Sir Alfred Hitchcock puts lots of personal elements in this movie. For example, Hitchcock's middle name is Joseph. Young Charlie's father's name is "Joseph" Newton. Like Roger, Hitchcock was the third and youngest child in the family. Hitchcock's mother's name was Emma Hitchcock. Young Charlie's mother's name is Emma Newton. Uncle Charlie's bicycle accident in the movie happened to Hitchcock when he was young. Ann Newton reads the book "Ivanhoe" in the beginning of this movie. Hitchcock knew the story of Ivanhoe by heart when he was young. Young Charlie drives the car in the family. Hitchcock's wife Alma Reville loved driving. Like Hitchcock, Herbie Hawkins is obsessed about the subject of the murder, and he is also mother dominated.

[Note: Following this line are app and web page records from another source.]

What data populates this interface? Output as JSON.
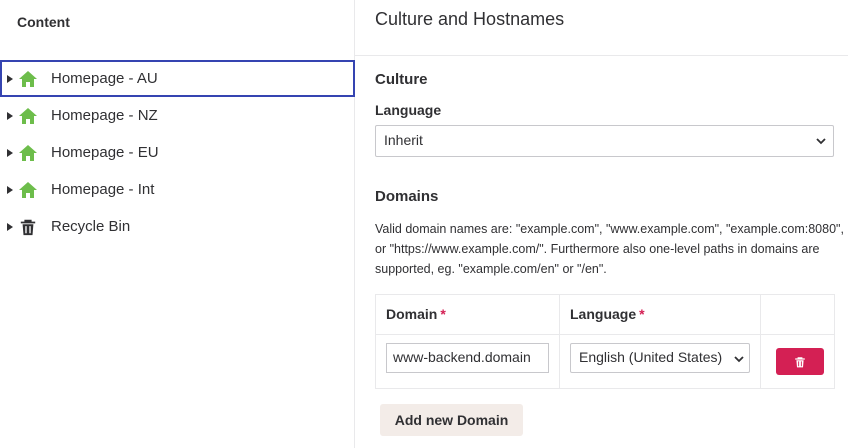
{
  "tree": {
    "header": "Content",
    "items": [
      {
        "label": "Homepage - AU",
        "icon": "home-icon",
        "selected": true
      },
      {
        "label": "Homepage - NZ",
        "icon": "home-icon",
        "selected": false
      },
      {
        "label": "Homepage - EU",
        "icon": "home-icon",
        "selected": false
      },
      {
        "label": "Homepage - Int",
        "icon": "home-icon",
        "selected": false
      },
      {
        "label": "Recycle Bin",
        "icon": "trash-icon",
        "selected": false
      }
    ]
  },
  "panel": {
    "title": "Culture and Hostnames",
    "culture": {
      "section_title": "Culture",
      "language_label": "Language",
      "language_value": "Inherit"
    },
    "domains": {
      "section_title": "Domains",
      "description": "Valid domain names are: \"example.com\", \"www.example.com\", \"example.com:8080\", or \"https://www.example.com/\". Furthermore also one-level paths in domains are supported, eg. \"example.com/en\" or \"/en\".",
      "columns": {
        "domain": "Domain",
        "language": "Language",
        "required_mark": "*"
      },
      "rows": [
        {
          "domain": "www-backend.domain",
          "language": "English (United States)"
        }
      ],
      "add_label": "Add new Domain"
    }
  },
  "colors": {
    "accent": "#3544b1",
    "danger": "#d42054",
    "home_icon": "#6dbd4b",
    "add_button_bg": "#f3ece8"
  }
}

There are several vampire references throughout the movie, including: - Jack Graham asks Ann to tell Catherine the story of Dracula. - Uncle Charlie comes from Philadelphia, "Pennsylvania". Dracula comes from "Transylvania". - Uncle Charlie's line 'The same blood runs through our veins' is from Dracula (1931), were Dracula says the same line in reference to Mina when he and Van Helsing have their "battle of wills" to prove he now has power over her. - Telephathic communication between Young Charlie and Uncle Charlie is also connected to the relationship between Mina Harker and Dracula. - Uncle Charlie is also killed on the train "returning" to the east, much like how Dracula dies returning to the east. - As the landlady lowers the blind and the light disappears from his face, Uncle Charlie rises. This image is also interesting to note, as the blinds are traditionally drawn where there is a dead man in the room.
Other vampire references: When the audience is first introduced to Uncle Charlie, he is lying on his bed, arms folded across his chest, suggestive of a vampire lying in his coffin. Uncle Charlie's remaining unseen on the train (travelling to Santa Rosa) is a lot like Dracula's trip from Transylvania to London. Unlike Dracula, who drains the blood from a living being, Uncle Charlie corrupts the minds of the young ones by taking their innocence from them.
Other possible vampire and Dracula references: Vampires are often depicted attacking the neck -- so too would a strangler. As well, Uncle Charlie grabs Charlie by the chin and twists her face slightly to show her neck while claiming she is the most important thing in the world to him. The sparkling wine Uncle Charlie gives the family at dinner is specified to be red ('the red bottle,' 'brandy') suggests blood. The importance of the newspaper here echoes how Dracula is a story told through letters and news articles. At the party after Uncle Charlie has delivered his speech, the partygoers discuss how nice it is to have an American speaker instead of a foreigner -- Dracula's "foreign" status has always been an important part of the story (e.g., Bela Lugosi's accent). During the final struggle on the train, Uncle Charlie almost appears to be trying to bite Charlie's neck. The emerald ring becomes almost like a crucifix, a worn amulet to protect against harm. The wooden-step trap echoes a wooden stake. The carbon-monoxide trap echoes Dracula's ability to turn to mist or fog. Emma's rather random speech upon hearing Uncle Charlie say he will leave is delivered as though she is under a spell -- it echoes the performance by Helen Chandler as Mina under Dracula's spell. Uncle Charlie grabs Charlie by the wrists multiple times, a subtle reference to the veins there. There are multiple shots of Uncle Charlie catching himself making inappropriate motions with his hands (e.g., strangling the napkin) -- many movie vampires catch themselves reaching for victims with their hands. Uncle Charlie is shown putting flowers in his lapel button hole, and little Ann is always putting flowers behind her ear; these may be subtle references to flowers for the dead.